Alan’s search for a club northwest of Dallas has been difficult as well. There are clubs in the area, but he’s had trouble finding one with openings that is convenient for him. Michael, who worked as a flight instructor at Manassas Regional Airport (HEF) in Virginia, said it was a few years before he knew there was a flying club on the field. There are now three clubs on the field – the FAA Flying Club, flywyld, and the Northern Virginia Flying Club.
The lesson here is that while word of mouth can be a great way to share your club, it is important for clubs to be known in their airport community.

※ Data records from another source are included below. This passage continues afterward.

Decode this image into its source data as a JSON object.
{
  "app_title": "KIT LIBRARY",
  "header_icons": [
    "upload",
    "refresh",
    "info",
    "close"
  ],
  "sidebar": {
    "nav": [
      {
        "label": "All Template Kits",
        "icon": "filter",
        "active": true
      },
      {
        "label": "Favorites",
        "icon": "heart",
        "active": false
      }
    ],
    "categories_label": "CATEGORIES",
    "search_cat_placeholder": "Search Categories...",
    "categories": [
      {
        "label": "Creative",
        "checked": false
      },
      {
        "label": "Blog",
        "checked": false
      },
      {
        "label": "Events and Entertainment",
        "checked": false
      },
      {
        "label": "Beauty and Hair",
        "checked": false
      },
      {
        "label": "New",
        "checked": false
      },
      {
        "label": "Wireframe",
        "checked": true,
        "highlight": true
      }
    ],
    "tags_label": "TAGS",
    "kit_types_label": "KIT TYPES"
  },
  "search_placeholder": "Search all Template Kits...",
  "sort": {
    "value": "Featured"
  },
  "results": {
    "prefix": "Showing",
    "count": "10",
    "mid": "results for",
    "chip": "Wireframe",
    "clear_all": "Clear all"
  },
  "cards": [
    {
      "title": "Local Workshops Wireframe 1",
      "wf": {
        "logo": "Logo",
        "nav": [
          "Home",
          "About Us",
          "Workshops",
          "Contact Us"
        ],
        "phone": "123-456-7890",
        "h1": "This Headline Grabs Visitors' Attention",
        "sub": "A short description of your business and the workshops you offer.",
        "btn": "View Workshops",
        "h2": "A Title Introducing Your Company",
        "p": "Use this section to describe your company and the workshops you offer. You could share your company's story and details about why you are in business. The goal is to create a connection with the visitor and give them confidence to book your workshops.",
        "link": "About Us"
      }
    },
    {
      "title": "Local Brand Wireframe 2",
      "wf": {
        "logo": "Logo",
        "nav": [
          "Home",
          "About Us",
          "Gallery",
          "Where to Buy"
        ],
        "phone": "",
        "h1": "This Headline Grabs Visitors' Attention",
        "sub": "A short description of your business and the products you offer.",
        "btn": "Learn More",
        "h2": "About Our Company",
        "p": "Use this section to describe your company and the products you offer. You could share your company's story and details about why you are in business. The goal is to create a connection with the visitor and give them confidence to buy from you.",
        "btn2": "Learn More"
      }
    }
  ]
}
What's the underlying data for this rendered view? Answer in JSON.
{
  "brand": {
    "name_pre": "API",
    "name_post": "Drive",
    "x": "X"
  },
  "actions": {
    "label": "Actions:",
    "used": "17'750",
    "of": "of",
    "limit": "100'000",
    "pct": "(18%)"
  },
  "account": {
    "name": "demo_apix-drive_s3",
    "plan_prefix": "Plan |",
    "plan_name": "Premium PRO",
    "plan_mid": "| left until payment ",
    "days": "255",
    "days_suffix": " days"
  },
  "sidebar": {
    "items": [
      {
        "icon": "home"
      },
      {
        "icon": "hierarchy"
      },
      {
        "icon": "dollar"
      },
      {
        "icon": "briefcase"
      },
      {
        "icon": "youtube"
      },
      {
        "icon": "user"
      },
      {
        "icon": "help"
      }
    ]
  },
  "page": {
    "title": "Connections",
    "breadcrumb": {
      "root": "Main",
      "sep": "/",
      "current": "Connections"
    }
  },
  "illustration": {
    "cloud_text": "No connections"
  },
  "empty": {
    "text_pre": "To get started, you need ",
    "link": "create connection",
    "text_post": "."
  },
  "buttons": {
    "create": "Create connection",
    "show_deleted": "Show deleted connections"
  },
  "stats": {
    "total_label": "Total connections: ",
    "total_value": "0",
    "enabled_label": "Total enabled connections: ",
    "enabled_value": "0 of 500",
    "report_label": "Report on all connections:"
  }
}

Whether it is having members on the airport board, putting up flyers on bulletin boards, holding an open house, or sponsoring a safety seminar open to all pilots, there are many things clubs can do to let people know they exist and how to contact the club. As always, please work with airport management before holding any event on the field.
When Conway began his search for a club, he used the AOPA Club Finder and found several clubs in his area. Montgomery County Airport (GAI) is home to four clubs, and he reached out to the various clubs, researched the differences, and chose Congressional Flying Club because it best met his needs.
One of the big takeaways from the focus group was looking beyond getting people through the airport fence and introduced to the aviation community. It was clear there is a need for the aviation community, including flying clubs, to be more open and accessible to people once they have made it through the gate and are part of the aviation community.
The good news is younger and newer aviators are craving what flying clubs have to offer —affordable access to well-maintained aircraft and most importantly, mentorship and camaraderie. These younger and newer pilots are out there looking for flying clubs. The challenge we face is making sure our clubs are open, accessible, welcoming, and easy to join. See this month’s Question of the Month for ideas to make your clubs more appealing to younger members.